When GDPR came into force in May 2018, one of its stipulations was that companies have just one month to respond to a “right of access” or “subject access request” (SAR), whereby you can request to have access to all data that any given company holds about you.
In a bid to test how this could possibly be exploited, a researcher and security expert has revealed how he contacted dozens of UK and US-based firms using a fake email address in his fiancee’s name (with her consent), in an attempt to see how they would handle a “right of access” request made in some else’s name.
Shockingly, of the 84 companies contacted, 24% of them supplied the personal information without even checking the requester’s identity.
A further 16% requested an easily forged type of ID (that he did not provide) and only 39% asked for a “strong” type of ID.
But how strong is ‘strong’ ID?
Strong ID is something like a passport of driving licence – but we’ve often had this discussion in the office, about how easy it would be to get access to ‘strong ID’.
How easy would it be for you to get hold of your partner’s passport – which is usually held in a shared location at home – and send a copy as ‘proof’ of identity, in order to get access to their personal data?
An exploit waiting to happen?
So, it would seem that the problem with receiving a subject access request is that criminals can use this as a way of obtaining personal information to use in Identity Fraud.
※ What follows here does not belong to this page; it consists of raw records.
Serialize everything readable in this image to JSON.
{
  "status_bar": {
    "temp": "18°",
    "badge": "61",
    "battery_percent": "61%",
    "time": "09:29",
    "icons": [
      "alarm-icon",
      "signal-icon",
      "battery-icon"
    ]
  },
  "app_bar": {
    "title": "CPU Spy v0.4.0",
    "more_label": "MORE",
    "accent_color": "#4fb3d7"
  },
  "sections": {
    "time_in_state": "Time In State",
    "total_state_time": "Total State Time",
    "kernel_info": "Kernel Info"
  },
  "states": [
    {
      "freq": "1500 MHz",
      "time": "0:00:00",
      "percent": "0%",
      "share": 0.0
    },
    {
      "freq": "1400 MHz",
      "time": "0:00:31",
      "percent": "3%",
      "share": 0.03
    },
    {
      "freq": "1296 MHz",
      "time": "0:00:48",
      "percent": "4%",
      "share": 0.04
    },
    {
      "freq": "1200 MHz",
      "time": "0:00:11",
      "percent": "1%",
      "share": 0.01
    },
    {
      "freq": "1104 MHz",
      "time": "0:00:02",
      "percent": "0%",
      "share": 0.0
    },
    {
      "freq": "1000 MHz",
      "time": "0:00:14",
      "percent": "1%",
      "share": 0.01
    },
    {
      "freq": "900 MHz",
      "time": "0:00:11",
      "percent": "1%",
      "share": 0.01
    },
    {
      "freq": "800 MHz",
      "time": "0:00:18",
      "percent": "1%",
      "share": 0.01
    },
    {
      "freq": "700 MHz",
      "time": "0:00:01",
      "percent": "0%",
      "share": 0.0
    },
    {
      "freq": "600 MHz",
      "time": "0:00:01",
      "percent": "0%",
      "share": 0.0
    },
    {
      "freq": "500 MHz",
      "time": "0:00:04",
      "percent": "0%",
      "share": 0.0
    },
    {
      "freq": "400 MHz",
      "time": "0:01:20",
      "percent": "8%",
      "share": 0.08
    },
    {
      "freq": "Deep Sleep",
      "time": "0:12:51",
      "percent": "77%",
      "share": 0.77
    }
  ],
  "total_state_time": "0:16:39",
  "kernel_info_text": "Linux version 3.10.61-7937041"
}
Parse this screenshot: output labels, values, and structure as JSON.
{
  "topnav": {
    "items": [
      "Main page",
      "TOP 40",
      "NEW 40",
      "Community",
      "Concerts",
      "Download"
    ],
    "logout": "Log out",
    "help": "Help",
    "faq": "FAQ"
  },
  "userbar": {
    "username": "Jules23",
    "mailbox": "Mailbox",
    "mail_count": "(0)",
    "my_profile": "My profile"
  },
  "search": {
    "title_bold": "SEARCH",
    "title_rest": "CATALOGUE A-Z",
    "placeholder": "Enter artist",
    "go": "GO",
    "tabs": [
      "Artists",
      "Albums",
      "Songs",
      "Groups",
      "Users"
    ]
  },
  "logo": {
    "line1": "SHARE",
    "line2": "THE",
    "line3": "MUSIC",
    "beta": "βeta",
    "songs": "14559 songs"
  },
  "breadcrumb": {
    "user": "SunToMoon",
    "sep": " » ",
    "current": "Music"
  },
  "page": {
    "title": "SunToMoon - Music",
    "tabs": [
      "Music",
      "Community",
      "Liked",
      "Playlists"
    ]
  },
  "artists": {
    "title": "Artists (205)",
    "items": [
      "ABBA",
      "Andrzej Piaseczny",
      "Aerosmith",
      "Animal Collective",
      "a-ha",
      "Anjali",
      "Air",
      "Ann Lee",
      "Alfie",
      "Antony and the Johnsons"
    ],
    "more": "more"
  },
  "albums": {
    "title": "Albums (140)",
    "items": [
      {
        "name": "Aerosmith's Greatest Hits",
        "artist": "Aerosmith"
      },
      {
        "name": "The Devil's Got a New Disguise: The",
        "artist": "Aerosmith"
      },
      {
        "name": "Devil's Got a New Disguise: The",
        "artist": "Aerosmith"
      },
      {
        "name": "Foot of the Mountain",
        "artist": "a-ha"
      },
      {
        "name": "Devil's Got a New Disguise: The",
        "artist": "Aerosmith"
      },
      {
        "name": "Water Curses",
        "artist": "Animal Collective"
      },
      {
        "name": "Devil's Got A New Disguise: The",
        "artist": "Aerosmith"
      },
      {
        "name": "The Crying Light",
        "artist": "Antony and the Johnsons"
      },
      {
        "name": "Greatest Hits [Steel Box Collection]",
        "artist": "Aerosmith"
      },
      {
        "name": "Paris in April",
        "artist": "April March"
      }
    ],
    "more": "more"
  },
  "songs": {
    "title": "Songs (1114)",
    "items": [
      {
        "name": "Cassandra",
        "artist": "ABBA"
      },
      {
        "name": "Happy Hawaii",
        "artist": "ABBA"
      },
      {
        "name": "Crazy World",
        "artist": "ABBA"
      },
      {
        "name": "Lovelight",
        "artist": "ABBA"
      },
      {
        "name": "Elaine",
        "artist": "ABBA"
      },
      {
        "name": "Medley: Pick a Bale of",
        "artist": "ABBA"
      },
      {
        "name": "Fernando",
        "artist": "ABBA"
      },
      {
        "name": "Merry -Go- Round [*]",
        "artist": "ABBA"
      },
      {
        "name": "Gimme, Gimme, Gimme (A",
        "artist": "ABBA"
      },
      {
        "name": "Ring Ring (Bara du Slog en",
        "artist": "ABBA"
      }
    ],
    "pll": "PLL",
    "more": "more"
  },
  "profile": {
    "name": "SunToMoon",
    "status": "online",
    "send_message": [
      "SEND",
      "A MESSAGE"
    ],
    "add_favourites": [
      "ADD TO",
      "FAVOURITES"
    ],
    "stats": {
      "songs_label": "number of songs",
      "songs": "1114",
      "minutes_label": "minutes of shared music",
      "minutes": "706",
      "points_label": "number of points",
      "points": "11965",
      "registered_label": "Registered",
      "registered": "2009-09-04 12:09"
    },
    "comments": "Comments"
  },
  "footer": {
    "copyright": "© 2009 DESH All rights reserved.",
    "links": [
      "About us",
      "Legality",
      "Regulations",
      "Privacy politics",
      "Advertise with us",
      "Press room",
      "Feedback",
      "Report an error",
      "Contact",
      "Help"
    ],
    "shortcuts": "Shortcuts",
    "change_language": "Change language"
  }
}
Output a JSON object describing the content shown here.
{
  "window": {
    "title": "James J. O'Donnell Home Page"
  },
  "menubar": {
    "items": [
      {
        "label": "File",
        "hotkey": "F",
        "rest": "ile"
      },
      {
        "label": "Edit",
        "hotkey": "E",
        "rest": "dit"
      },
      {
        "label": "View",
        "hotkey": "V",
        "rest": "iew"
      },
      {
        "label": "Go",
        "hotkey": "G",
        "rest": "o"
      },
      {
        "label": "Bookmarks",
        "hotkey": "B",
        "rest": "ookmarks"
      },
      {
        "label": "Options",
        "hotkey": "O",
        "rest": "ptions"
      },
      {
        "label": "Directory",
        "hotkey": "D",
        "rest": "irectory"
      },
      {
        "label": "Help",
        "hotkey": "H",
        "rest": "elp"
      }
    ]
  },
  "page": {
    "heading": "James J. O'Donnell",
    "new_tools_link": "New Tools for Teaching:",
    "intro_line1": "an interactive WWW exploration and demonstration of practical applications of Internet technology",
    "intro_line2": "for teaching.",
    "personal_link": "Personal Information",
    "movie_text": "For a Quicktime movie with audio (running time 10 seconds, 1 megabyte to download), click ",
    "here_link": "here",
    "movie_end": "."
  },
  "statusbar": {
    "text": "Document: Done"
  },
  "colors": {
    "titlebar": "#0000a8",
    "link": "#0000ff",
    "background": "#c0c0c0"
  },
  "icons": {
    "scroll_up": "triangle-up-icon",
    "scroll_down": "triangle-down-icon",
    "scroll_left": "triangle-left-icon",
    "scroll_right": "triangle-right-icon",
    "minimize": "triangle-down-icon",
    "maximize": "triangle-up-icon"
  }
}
Why go to the trouble of trying to hack an organisation, when all you need to do is create a GoogleMail account that resembles an individual’s name, and then email a Subject Access Request on their behalf?
It will be interesting to see how the industry reacts to this type of threat and if companies will tighten their responses to subject access requests moving forwards. As GDPR continues to unfold, we’ll just have to watch this space.